## Problem
Would you please copy each line of the listing that mentions "this"?

## Records for the task
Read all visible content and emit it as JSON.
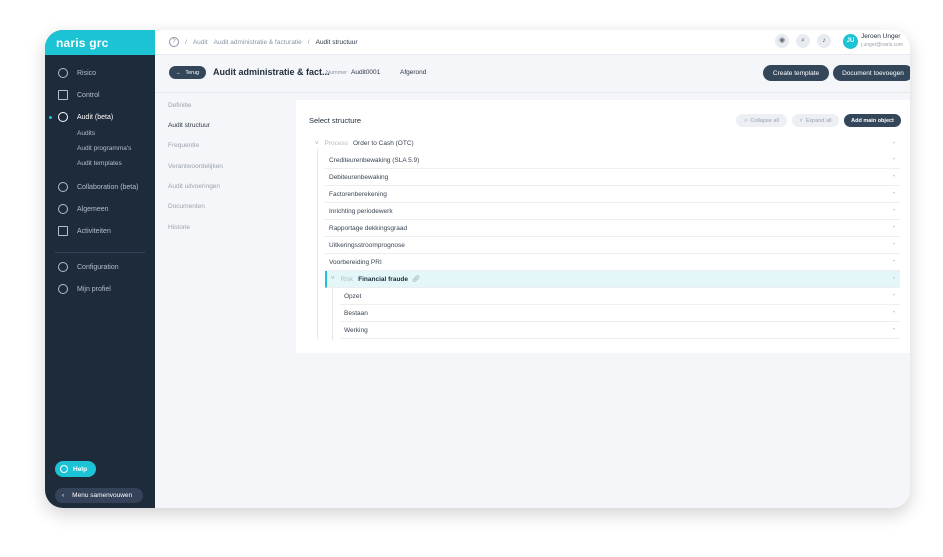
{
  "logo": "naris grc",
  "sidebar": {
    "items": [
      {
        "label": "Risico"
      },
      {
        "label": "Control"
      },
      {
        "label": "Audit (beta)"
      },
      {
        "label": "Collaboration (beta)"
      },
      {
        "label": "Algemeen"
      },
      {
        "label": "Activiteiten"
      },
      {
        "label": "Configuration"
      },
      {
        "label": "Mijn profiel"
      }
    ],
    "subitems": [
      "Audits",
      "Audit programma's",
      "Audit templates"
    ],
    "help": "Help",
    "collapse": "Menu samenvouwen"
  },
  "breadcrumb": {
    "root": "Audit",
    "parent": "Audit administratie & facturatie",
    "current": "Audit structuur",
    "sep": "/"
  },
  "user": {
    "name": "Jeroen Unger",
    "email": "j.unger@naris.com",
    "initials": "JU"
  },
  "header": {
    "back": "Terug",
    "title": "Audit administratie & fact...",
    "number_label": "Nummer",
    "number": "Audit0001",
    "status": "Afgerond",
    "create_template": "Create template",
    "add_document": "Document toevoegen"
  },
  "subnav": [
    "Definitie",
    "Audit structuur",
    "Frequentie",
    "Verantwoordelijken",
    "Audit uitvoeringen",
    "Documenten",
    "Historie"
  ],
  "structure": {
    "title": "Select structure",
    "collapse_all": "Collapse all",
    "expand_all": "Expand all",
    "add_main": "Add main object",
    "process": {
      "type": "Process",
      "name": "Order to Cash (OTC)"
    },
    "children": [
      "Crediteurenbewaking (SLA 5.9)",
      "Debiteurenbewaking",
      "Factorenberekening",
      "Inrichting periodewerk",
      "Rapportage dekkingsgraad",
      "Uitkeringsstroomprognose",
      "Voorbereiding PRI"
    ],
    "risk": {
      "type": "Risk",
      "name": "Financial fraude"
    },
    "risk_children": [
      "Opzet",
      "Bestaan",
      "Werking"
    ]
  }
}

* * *

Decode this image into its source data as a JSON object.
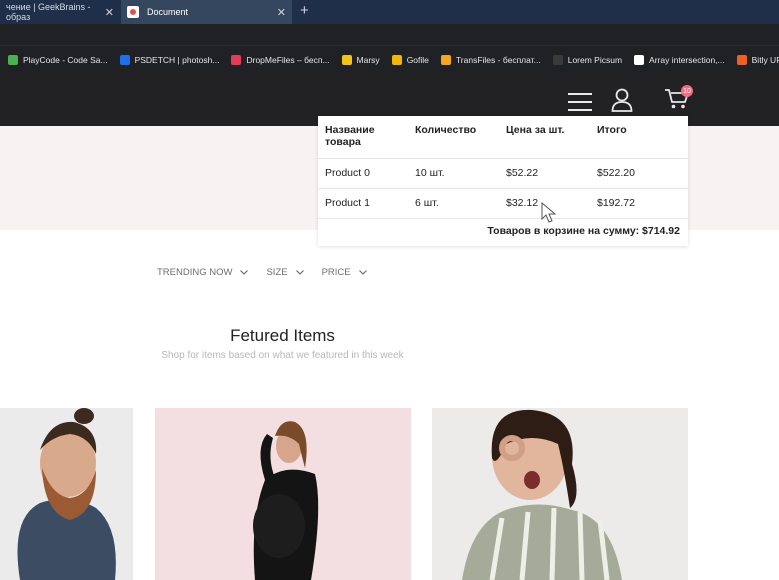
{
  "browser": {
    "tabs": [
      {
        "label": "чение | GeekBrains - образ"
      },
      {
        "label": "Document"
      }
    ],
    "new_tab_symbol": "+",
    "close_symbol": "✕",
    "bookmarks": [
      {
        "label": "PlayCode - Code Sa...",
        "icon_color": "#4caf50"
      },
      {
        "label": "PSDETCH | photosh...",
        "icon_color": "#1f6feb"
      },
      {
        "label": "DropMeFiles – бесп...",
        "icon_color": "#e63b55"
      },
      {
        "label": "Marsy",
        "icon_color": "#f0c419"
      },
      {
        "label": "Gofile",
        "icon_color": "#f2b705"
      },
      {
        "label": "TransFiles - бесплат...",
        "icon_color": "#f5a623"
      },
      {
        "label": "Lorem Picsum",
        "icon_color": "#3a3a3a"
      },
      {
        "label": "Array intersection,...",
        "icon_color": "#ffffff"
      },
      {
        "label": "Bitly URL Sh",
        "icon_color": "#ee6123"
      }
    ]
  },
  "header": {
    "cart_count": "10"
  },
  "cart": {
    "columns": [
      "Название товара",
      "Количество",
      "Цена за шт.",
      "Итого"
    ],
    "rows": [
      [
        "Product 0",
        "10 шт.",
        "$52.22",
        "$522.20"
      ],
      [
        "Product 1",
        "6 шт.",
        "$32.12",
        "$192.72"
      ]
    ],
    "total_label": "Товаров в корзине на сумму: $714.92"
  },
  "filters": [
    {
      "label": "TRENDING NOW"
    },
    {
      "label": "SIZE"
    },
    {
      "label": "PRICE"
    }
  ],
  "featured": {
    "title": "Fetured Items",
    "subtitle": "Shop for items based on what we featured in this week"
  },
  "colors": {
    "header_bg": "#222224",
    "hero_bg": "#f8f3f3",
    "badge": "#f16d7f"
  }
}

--

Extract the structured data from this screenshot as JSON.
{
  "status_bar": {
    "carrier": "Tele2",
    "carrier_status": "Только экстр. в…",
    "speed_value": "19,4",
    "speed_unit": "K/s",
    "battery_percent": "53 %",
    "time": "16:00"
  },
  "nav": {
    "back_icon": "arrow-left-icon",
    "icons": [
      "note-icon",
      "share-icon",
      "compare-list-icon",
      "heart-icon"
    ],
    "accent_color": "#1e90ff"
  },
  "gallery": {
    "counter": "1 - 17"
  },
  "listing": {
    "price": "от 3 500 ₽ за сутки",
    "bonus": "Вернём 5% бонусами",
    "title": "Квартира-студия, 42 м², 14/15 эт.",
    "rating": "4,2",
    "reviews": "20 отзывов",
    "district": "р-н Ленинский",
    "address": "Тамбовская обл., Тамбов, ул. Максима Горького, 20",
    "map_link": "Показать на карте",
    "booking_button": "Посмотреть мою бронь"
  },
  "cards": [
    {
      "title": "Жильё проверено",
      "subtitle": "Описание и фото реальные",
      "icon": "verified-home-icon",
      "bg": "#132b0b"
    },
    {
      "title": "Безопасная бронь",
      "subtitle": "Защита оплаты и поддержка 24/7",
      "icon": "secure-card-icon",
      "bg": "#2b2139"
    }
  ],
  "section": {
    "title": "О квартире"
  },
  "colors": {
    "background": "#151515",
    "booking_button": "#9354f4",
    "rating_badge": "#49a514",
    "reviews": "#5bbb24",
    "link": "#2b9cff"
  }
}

## Response area
Decode this image into its source data as a JSON object.
    "subtitle": "Shop for items based on what we featured in this week"
Extract the structured data from this screenshot as JSON.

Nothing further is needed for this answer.